Desloratadine - Article Clarinex
|Systematic (IUPAC) name|
|Half life||50 hours|
|Excretion||40% as conjugated metabolites into urine |
similar amount into the feces
|Pregnancy cat.|| |
|Legal status|| |
Desloratadine is a drug used to treat allergies. It is marketed under several trade names such as NeoClaritynÂ®, ClaramaxÂ®, ClarinexÂ® and AeriusÂ®. It is an active metabolite of loratadine, which is also on the market.
Desloratadine is available as tablets and oral suspension.
Mechanism of action
Desloratadine is a tricyclic antihistamine, which has a selective and peripheral H1-antagonist action. It has a long-lasting effect and does not cause drowsiness because it does not readily enter the central nervous system.
Most common side-effects are fatigue, drowsiness, dry mouth, headache, and gastrointestinal disturbances.
Desloratadine vs. loratadine
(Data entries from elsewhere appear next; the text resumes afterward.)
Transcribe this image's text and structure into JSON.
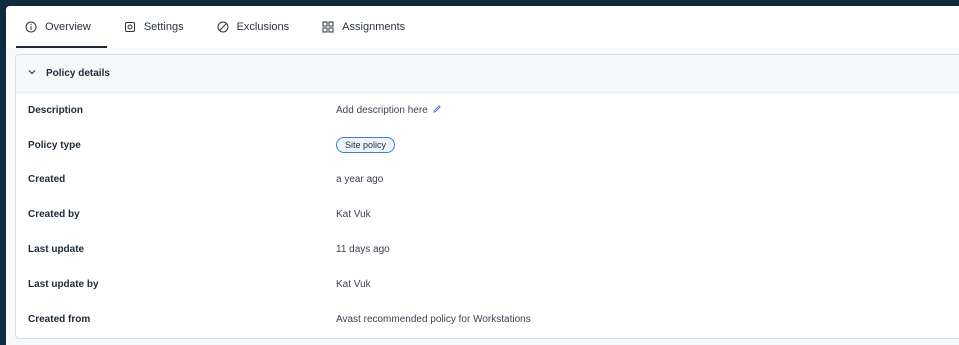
{
  "tabs": [
    {
      "label": "Overview",
      "icon": "info-icon",
      "active": true
    },
    {
      "label": "Settings",
      "icon": "settings-icon",
      "active": false
    },
    {
      "label": "Exclusions",
      "icon": "exclusion-icon",
      "active": false
    },
    {
      "label": "Assignments",
      "icon": "assignments-icon",
      "active": false
    }
  ],
  "section": {
    "title": "Policy details",
    "expanded": true
  },
  "details": [
    {
      "label": "Description",
      "value": "Add description here",
      "editable": true
    },
    {
      "label": "Policy type",
      "value": "Site policy",
      "badge": true
    },
    {
      "label": "Created",
      "value": "a year ago"
    },
    {
      "label": "Created by",
      "value": "Kat Vuk"
    },
    {
      "label": "Last update",
      "value": "11 days ago"
    },
    {
      "label": "Last update by",
      "value": "Kat Vuk"
    },
    {
      "label": "Created from",
      "value": "Avast recommended policy for Workstations"
    }
  ],
  "colors": {
    "accent": "#3b7dd8",
    "background": "#0f2a3d"
  }
}
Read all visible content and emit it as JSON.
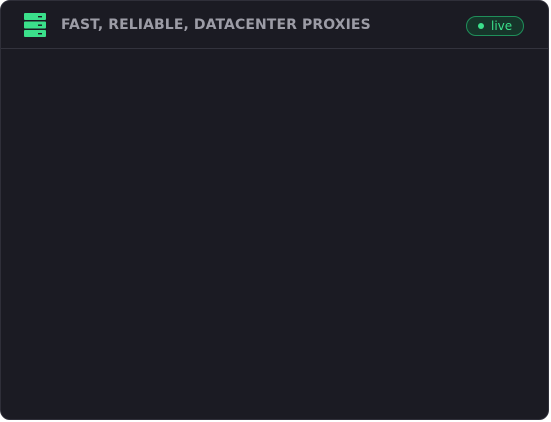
{
  "header": {
    "title": "FAST, RELIABLE, DATACENTER PROXIES",
    "icon": "server-icon",
    "status_badge": {
      "label": "live",
      "color": "#3be08b"
    }
  },
  "colors": {
    "background": "#1b1b23",
    "accent": "#3be08b",
    "title_text": "#9c9ca6"
  }
}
Desloratidine is the major metabolite of loratadine. There are no head to head randomised controlled trials of the two preparations which are expected to be therapeutically closely equivalent in those with normal drug metabolism. A survey of patients dissatisfied with loratadine reported equal or better satisfaction with desloratadine as fexofenadine. This study for reasons known only to its authors did not report on how many patients who took loratadine were satisfied with it which it could easily have done. The paper refers to 61 patients making the transition from loratadine to desloratidine and up to 10,023 may have been taking loratadine ! There is some evidence that fexofenadine and loratadine have effectively identical clinical profiles.
A November 2003 article published in the journal American Family Physician about the safety, tolerability, effectiveness, price, and simplicity of desloratadine concluded the following:
- "Desloratadine is similar in effectiveness to fexofenadine and would be expected to produce results similar to loratadine and other nonsedating antihistamines. There is no clinical advantage to switching a patient from loratadine to desloratadine. However, it may be an option for patients whose medical insurance no longer covers loratadine if the co-pay is less than the cost of the over-the-counter product."